Michael O’Rielly 375

After receiving what he calls an “underwhelming” response from the Recording Industry Association of America, FCC Commissioner Michael O’Rielly says he’ll take his payola inquiry directly to record labels. The Commissioner has been on a fact-finding mission following a recent Rolling Stone expose about allegations of modern-age payola in the radio and recording industries.

On Tuesday, O’Rielly posted on Twitter a letter he received from RIAA Chairman & CEO Mitch Glazier in response to the Commissioner’s Sept. 4 inquiry about the relationship between radio and the record labels and whether allegations of non-disclosure are actually occurring. “Not going to lie: it’s a bit underwhelming,” O’Rielly tweeted. “Going to have to seek out answers directly from record labels.”

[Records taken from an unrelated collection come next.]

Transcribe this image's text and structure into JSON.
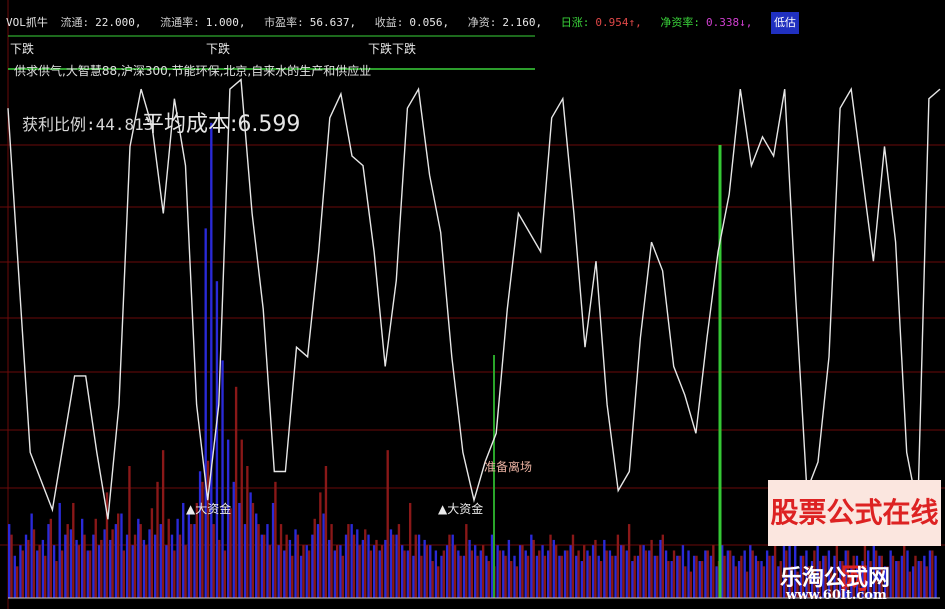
{
  "header": {
    "indicator": "VOL抓牛",
    "items": [
      {
        "label": "流通:",
        "value": "22.000,"
      },
      {
        "label": "流通率:",
        "value": "1.000,"
      },
      {
        "label": "市盈率:",
        "value": "56.637,"
      },
      {
        "label": "收益:",
        "value": "0.056,"
      },
      {
        "label": "净资:",
        "value": "2.160,"
      },
      {
        "label": "日涨:",
        "value": "0.954↑,"
      },
      {
        "label": "净资率:",
        "value": "0.338↓,"
      }
    ],
    "tail": "低估"
  },
  "concepts": "供求供气,大智慧88,沪深300,节能环保,北京,自来水的生产和供应业",
  "profit_ratio": "获利比例:44.813",
  "avg_cost": "平均成本:6.599",
  "chart_data": {
    "type": "bar",
    "title": "",
    "grid": true,
    "ylim": [
      0,
      100
    ],
    "annotations": [
      {
        "text": "下跌",
        "x": 3,
        "y": 100
      },
      {
        "text": "下跌",
        "x": 43,
        "y": 100
      },
      {
        "text": "下跌",
        "x": 77,
        "y": 100
      },
      {
        "text": "下跌",
        "x": 82,
        "y": 100
      },
      {
        "text": "▲大资金",
        "x": 38,
        "y": 15
      },
      {
        "text": "▲大资金",
        "x": 89,
        "y": 15
      },
      {
        "text": "准备离场",
        "x": 99,
        "y": 22
      }
    ],
    "volume": [
      {
        "name": "red",
        "values": [
          12,
          6,
          9,
          11,
          13,
          10,
          8,
          15,
          7,
          9,
          14,
          18,
          10,
          12,
          9,
          15,
          11,
          20,
          13,
          16,
          9,
          25,
          12,
          14,
          10,
          17,
          22,
          28,
          15,
          9,
          12,
          10,
          14,
          18,
          22,
          26,
          14,
          11,
          9,
          17,
          40,
          30,
          25,
          18,
          14,
          12,
          10,
          22,
          14,
          12,
          8,
          12,
          10,
          9,
          15,
          20,
          25,
          14,
          10,
          8,
          14,
          12,
          10,
          13,
          9,
          11,
          10,
          28,
          12,
          14,
          9,
          18,
          12,
          8,
          10,
          7,
          6,
          9,
          12,
          10,
          8,
          14,
          9,
          8,
          10,
          7,
          6,
          9,
          8,
          7,
          6,
          10,
          8,
          11,
          9,
          8,
          12,
          10,
          8,
          9,
          12,
          9,
          10,
          8,
          11,
          7,
          9,
          8,
          12,
          10,
          14,
          8,
          10,
          9,
          11,
          8,
          12,
          7,
          9,
          8,
          6,
          5,
          8,
          7,
          9,
          10,
          7,
          8,
          9,
          6,
          8,
          5,
          9,
          7,
          6,
          8,
          10,
          7,
          9,
          6,
          5,
          8,
          6,
          9,
          7,
          8,
          6,
          10,
          7,
          9,
          8,
          6,
          11,
          7,
          9,
          8,
          6,
          8,
          7,
          10,
          5,
          8,
          7,
          6,
          9
        ]
      },
      {
        "name": "blue",
        "values": [
          14,
          8,
          10,
          12,
          16,
          9,
          11,
          14,
          10,
          18,
          12,
          13,
          11,
          15,
          9,
          12,
          10,
          13,
          11,
          14,
          16,
          12,
          10,
          15,
          11,
          13,
          12,
          14,
          10,
          12,
          15,
          18,
          16,
          14,
          24,
          70,
          90,
          60,
          45,
          30,
          22,
          18,
          14,
          20,
          16,
          12,
          14,
          18,
          10,
          9,
          11,
          13,
          8,
          10,
          12,
          14,
          16,
          11,
          9,
          10,
          12,
          14,
          13,
          11,
          12,
          10,
          9,
          11,
          13,
          12,
          10,
          9,
          8,
          12,
          11,
          10,
          9,
          8,
          10,
          12,
          9,
          8,
          11,
          10,
          9,
          8,
          12,
          10,
          9,
          11,
          8,
          10,
          9,
          12,
          8,
          10,
          9,
          11,
          8,
          9,
          10,
          8,
          7,
          9,
          10,
          8,
          11,
          9,
          8,
          10,
          9,
          7,
          8,
          10,
          9,
          8,
          11,
          9,
          7,
          8,
          10,
          9,
          8,
          7,
          9,
          8,
          6,
          10,
          9,
          8,
          7,
          9,
          10,
          8,
          7,
          9,
          8,
          6,
          12,
          22,
          10,
          8,
          9,
          7,
          10,
          8,
          9,
          8,
          7,
          9,
          6,
          8,
          7,
          9,
          10,
          8,
          6,
          9,
          7,
          8,
          9,
          6,
          7,
          8,
          9,
          8
        ]
      }
    ],
    "lines": [
      {
        "name": "white",
        "x": [
          0,
          4,
          8,
          12,
          14,
          16,
          18,
          20,
          22,
          24,
          26,
          28,
          30,
          32,
          34,
          36,
          38,
          40,
          42,
          44,
          46,
          48,
          50,
          52,
          54,
          56,
          58,
          60,
          62,
          64,
          66,
          68,
          70,
          72,
          74,
          76,
          78,
          80,
          82,
          84,
          86,
          88,
          90,
          92,
          94,
          96,
          98,
          100,
          102,
          104,
          106,
          108,
          110,
          112,
          114,
          116,
          118,
          120,
          122,
          124,
          126,
          128,
          130,
          132,
          134,
          136,
          138,
          140,
          142,
          144,
          146,
          148,
          150,
          152,
          154,
          156,
          158,
          160,
          162,
          164,
          166,
          168
        ],
        "y": [
          92,
          20,
          8,
          36,
          36,
          20,
          6,
          30,
          84,
          96,
          88,
          70,
          94,
          80,
          30,
          10,
          30,
          96,
          98,
          70,
          50,
          16,
          16,
          42,
          40,
          62,
          90,
          95,
          82,
          80,
          62,
          38,
          56,
          92,
          96,
          78,
          66,
          40,
          20,
          10,
          18,
          24,
          50,
          70,
          66,
          62,
          90,
          94,
          70,
          42,
          60,
          30,
          12,
          16,
          44,
          64,
          58,
          38,
          32,
          24,
          44,
          62,
          74,
          96,
          80,
          86,
          82,
          96,
          52,
          12,
          18,
          40,
          92,
          96,
          78,
          60,
          84,
          64,
          20,
          8,
          94,
          96
        ]
      },
      {
        "name": "green",
        "x": [
          0,
          168
        ],
        "y": [
          100,
          100
        ]
      }
    ]
  },
  "watermark": {
    "banner": "股票公式在线网",
    "site": "乐淘公式网",
    "url": "www.60lt.com"
  }
}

In the Sept. 27 letter, Glazier said the RIAA’s member companies “take the issues you raise very seriously and all of them maintain and enforce robust policies to ensure their compliance with all the applicable rules and regulations.” But recent press reports of alleged payola mainly revolve around the practices of independent radio promoters, “whom we do not represent and thus are not well situated to survey,” the letter says.

Record companies do, in fact, hire independent promoters to work their records to radio. But as a trade group that represents competing record companies, Glazier said the RIAA is “constrained by law in our ability to probe and collect the individual business practices of our member companies.” Glazier closed the curt six-sentence letter with an offer to provide contact info for people at record companies who are familiar with their policies.

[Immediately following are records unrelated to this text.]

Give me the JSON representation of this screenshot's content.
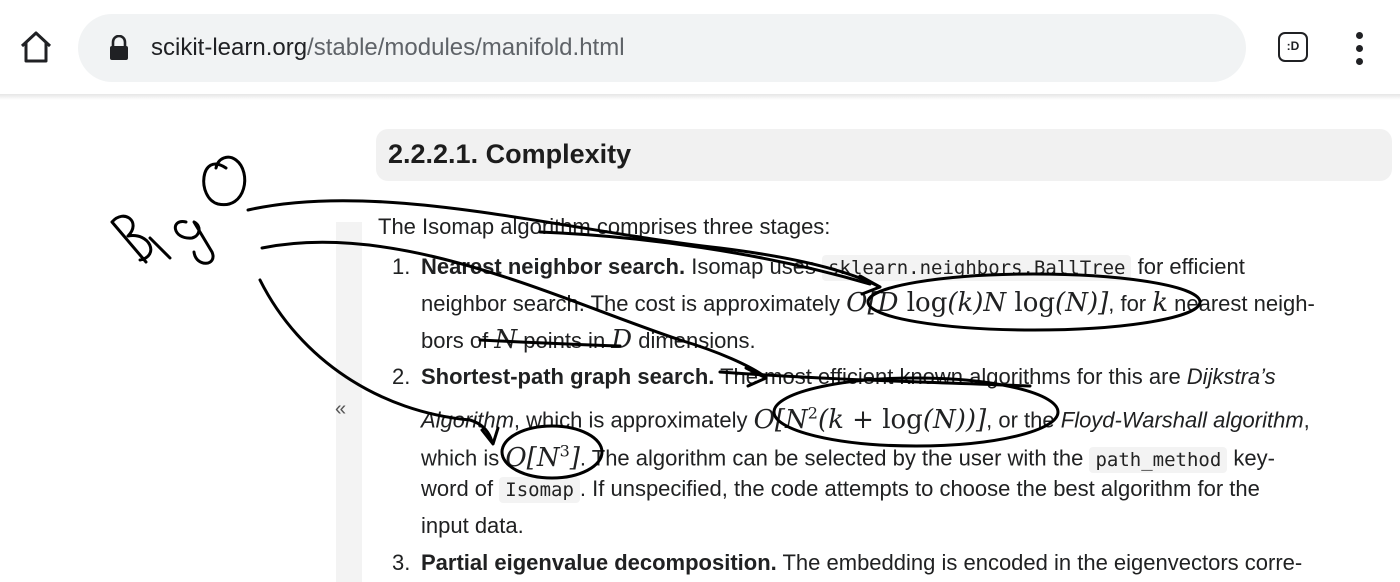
{
  "browser": {
    "url_host": "scikit-learn.org",
    "url_path": "/stable/modules/manifold.html",
    "tab_switcher_label": ":D"
  },
  "page": {
    "section_title": "2.2.2.1. Complexity",
    "collapse_label": "«",
    "intro": "The Isomap algorithm comprises three stages:",
    "items": [
      {
        "number": "1.",
        "title": "Nearest neighbor search.",
        "t1": " Isomap uses ",
        "code": "sklearn.neighbors.BallTree",
        "t2": " for efficient",
        "l2a": "neighbor search. The cost is approximately ",
        "math": "O[D log(k) N log(N)]",
        "l2b": ", for ",
        "k": "k",
        "l2c": " nearest neigh-",
        "l3a": "bors of ",
        "N": "N",
        "l3b": " points in ",
        "D": "D",
        "l3c": " dimensions."
      },
      {
        "number": "2.",
        "title": "Shortest-path graph search.",
        "t1": " The most efficient known algorithms for this are ",
        "dijkstra1": "Dijkstra’s",
        "dijkstra2": "Algorithm",
        "l2a": ", which is approximately ",
        "math": "O[N2(k + log(N))]",
        "l2b": ", or the ",
        "floyd": "Floyd-Warshall algorithm",
        "l2c": ",",
        "l3a": "which is ",
        "math2": "O[N3]",
        "l3b": ". The algorithm can be selected by the user with the ",
        "code1": "path_method",
        "l3c": " key-",
        "l4a": "word of ",
        "code2": "Isomap",
        "l4b": ". If unspecified, the code attempts to choose the best algorithm for the",
        "l5": "input data."
      },
      {
        "number": "3.",
        "title": "Partial eigenvalue decomposition.",
        "t1": " The embedding is encoded in the eigenvectors corre-"
      }
    ]
  },
  "annotation": {
    "text": "Big O",
    "ink_color": "#000000"
  }
}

In a story published in August, Rolling Stone quoted radio veteran Paul Porter, among others, who alleged the days of giving air personalities bags of cash or drugs may be long over, but the pay-for-play practice isn’t. Porter said record promoters are instead using cash apps and directing money to corporate accounts.

In his letter to the record industry trade group, O’Rielly told Glazier that the “changing nature of radio” and the “explosive impact of digital advertising” means record companies are now working with stations in ways that can be “very complex,” making it difficult to determine whether laws are being followed. “It is my sincere hope that recent allegations are being overstated or misrepresented,” said O’Rielly. He asked the RIAA to help the agency determine whether allegations of pay-to-play are actually occurring and whether artist appearances are being tied to on-air spins. “My primary goal is to get to the bottom of existing industry practices to determine whether the law is being followed or whether any problematic conduct must be addressed,” O’Rielly said.